> _Data records for software interfaces_:
+---+

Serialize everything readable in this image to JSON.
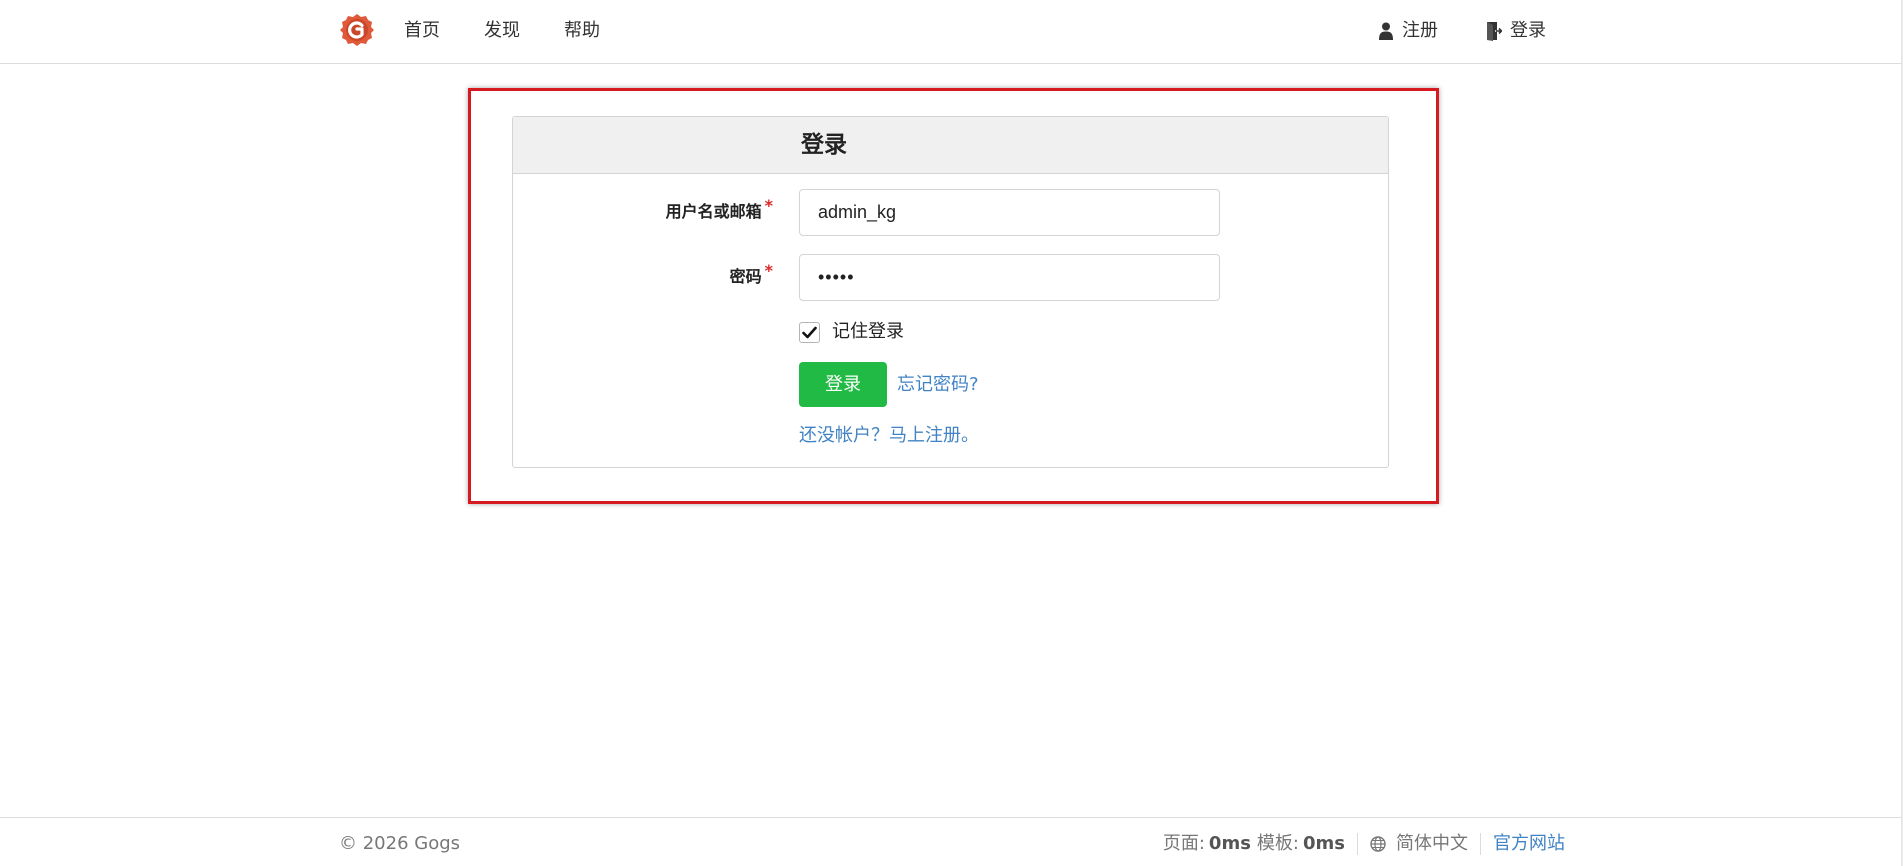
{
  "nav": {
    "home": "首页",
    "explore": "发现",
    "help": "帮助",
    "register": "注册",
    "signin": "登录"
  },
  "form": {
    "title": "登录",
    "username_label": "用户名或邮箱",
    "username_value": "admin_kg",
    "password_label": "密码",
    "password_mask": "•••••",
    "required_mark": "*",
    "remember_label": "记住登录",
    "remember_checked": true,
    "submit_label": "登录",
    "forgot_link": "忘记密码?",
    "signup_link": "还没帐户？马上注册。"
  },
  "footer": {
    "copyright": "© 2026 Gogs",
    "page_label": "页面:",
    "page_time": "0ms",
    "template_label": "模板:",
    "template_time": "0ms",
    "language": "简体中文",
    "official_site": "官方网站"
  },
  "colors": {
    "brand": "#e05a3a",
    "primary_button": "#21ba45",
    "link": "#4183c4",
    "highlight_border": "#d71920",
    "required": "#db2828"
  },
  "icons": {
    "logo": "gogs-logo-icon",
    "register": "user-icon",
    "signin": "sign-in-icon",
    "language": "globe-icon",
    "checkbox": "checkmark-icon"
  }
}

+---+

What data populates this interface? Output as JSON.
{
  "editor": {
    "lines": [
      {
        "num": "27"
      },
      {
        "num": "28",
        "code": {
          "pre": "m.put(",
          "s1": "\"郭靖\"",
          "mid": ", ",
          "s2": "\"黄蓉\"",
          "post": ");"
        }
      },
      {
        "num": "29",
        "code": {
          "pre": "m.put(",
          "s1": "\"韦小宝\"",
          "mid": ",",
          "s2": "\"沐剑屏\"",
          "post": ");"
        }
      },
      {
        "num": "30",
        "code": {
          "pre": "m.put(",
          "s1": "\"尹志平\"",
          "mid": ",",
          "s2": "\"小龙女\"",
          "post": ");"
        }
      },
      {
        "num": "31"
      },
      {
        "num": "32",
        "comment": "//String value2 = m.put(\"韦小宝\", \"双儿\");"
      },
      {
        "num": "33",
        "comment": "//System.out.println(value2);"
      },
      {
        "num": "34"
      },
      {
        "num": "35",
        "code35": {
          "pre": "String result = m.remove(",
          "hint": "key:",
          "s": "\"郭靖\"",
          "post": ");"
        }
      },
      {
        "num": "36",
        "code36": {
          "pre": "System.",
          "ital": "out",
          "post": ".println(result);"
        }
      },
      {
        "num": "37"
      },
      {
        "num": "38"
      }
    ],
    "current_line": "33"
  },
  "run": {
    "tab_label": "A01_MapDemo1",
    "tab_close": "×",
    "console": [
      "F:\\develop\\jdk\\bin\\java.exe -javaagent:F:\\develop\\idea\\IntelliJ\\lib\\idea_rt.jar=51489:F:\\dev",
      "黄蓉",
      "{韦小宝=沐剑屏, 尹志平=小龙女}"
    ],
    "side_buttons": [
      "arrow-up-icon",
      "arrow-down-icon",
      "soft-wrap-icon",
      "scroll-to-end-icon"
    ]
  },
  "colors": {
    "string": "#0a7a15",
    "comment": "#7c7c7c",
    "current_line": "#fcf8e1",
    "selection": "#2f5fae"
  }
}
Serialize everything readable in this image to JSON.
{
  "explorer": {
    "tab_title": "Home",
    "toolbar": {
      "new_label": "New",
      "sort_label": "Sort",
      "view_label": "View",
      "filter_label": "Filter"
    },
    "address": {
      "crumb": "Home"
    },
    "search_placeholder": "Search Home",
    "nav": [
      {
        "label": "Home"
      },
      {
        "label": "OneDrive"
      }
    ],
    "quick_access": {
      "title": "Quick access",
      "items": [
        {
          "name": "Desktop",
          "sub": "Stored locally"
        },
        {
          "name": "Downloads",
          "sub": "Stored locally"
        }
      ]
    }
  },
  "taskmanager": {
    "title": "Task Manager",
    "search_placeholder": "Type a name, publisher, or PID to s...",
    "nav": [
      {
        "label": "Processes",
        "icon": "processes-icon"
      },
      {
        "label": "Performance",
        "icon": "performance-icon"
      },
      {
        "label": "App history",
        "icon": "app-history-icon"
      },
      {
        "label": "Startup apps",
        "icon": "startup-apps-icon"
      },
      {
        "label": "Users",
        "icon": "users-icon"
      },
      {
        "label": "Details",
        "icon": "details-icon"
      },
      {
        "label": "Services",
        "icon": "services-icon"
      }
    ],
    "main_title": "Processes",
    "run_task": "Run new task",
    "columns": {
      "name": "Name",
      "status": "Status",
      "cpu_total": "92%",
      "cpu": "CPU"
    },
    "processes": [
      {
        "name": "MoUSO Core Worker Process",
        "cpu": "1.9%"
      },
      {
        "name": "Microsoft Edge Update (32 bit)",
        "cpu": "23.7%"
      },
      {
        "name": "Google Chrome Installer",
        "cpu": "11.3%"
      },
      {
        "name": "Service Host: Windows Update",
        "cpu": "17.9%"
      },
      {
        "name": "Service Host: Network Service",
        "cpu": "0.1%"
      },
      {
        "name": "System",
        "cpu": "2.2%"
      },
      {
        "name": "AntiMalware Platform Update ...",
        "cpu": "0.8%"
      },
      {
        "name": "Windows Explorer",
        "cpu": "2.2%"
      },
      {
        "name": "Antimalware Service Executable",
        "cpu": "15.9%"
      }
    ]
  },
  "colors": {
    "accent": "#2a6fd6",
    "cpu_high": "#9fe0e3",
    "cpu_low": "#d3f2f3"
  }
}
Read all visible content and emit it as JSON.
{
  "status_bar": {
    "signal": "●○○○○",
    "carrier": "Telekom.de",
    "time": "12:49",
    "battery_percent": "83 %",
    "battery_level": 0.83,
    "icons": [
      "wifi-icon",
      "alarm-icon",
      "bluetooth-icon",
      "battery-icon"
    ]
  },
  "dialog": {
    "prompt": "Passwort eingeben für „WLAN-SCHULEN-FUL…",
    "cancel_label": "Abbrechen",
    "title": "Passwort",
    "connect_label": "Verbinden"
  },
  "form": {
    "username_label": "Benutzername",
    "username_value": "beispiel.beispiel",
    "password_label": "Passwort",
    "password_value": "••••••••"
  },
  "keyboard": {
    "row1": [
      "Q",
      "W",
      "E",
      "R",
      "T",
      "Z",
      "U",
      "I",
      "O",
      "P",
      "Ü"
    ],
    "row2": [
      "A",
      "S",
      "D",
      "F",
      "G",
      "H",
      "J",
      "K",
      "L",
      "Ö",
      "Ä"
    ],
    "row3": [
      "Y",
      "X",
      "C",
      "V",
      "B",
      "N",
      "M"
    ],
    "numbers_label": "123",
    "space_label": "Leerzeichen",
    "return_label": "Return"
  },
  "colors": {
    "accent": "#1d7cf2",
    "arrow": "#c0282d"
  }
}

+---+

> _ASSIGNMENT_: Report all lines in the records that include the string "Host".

> _PROBLEM SOLUTION_:
        "name": "Service Host: Windows Update",
        "name": "Service Host: Network Service",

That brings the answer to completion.